As for the volumes on Paracelsus referred to: one is just another biography, while the other, of the Bollingen series, is a work of art. In tracing his career from wealth to poverty, from honor to ignominy, punctuated with the bitterest of persecutions, Henry M. Pachter does not see beyond the malicious slander of little minds, jealous and afraid of the revolutionary doctrines Paracelsus taught. While granting the fascination of this genius, whose wonder-cures and alchemical knowledge gained him wide renown, he with many others give full credence to the charges of drunkenness and the like that his enemies insisted upon circulating.

Selected Writings is a vivid portrayal of Paracelsus through his own words. The task of translating the writings of Paracelsus has never been easy. He preferred German to the scholarly Latin, his fertile imagination creating terms to explain his medical, religious and philosophical concepts of a better world, but he seldom revised — all of which has confused innumerable translators who for the most part have been unable to grasp the essential content of his thought. The present translation is outstanding, and one hastens to place this volume beside Plato and Plotinus on the library shelf, to be read in part or in its entirety, for knowledge as well as inspiration.

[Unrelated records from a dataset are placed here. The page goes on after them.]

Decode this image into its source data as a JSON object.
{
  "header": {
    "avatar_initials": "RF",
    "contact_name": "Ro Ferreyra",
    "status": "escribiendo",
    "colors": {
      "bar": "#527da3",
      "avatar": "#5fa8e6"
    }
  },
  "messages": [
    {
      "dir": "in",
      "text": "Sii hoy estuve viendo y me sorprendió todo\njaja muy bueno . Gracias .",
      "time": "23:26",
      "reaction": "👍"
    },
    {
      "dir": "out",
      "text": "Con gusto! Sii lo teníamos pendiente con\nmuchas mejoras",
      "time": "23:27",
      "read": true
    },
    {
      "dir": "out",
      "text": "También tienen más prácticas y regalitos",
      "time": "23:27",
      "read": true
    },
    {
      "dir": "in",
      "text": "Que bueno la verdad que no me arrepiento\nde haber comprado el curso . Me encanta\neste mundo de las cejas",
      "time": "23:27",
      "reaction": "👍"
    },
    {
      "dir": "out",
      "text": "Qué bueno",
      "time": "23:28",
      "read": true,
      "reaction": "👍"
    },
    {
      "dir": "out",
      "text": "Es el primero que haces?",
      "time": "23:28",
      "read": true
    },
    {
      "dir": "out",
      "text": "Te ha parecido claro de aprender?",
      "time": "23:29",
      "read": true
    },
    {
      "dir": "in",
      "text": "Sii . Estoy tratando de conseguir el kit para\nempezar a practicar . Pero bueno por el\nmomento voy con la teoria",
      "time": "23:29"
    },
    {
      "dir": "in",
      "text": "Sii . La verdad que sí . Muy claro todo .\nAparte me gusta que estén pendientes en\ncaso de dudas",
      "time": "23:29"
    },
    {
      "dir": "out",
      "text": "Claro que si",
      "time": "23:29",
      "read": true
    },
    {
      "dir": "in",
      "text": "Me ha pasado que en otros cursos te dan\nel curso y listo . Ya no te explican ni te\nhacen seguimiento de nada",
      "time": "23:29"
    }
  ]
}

Precursor of microchemistry, antisepsis, modern wound surgery, Paracelsus was likewise a pioneer of psychotherapy and chemotherapy. Father of Homeopathy, his way to health was the way of Nature. But Paracelsus, born Philippus Aureolus Theophrastus Bombastus von Hohenheim, was primarily interested in Man and his relationship with the Creator. When he wrote on magic or alchemy, on medicine or on astronomy, he dealt with the innate dignity of man, of his duties, and of his future, outlining a simple moral code of spiritual nobility.

Paracelsus was a strange man. Born when Erasmus, Thomas More, Leonardo, Michelangelo, Durer, Vasco da Gama, Cortez, Luther, and Calvin were forging into new worlds, his amazing genius embraced something of them all. His life was spent in wandering, searching and investigating everywhere, coupled with incessant writing. Dealing with a vast range of subjects, his works vary from lists of the latent virtues of minerals and herbs and their medicinal use, to books giving the secret knowledge of death and rebirth, which serve as guides to the Mysteries of God, Nature and Initiation.

Wherever he went, with whomever he stayed, kings or peasants, midwives or gypsies, he seemed like a veritable ball of fire, suddenly coming and as suddenly going, awakening, purifying, and helping those in need. He despised any form of superstition, particularly in medicine and religion, and sacrificed himself in a thousand and one ways to better existing conditions.

Surely he had found the Philosopher's Stone — symbol of divine wisdom. His life knew no pause, yet it was rooted in an unshakable faith, and even during the most adverse circumstances he labored to transmute the dross of his own nature into spiritual gold. After reading his life and works, one is assured that Paracelsus was indeed one of a group of great men who through the generations of mankind have held aloft the torch of universal truth.

(From Sunrise magazine, February 1952; copyright © 1952 Theosophical University Press)

Theosophical University Press Online Edition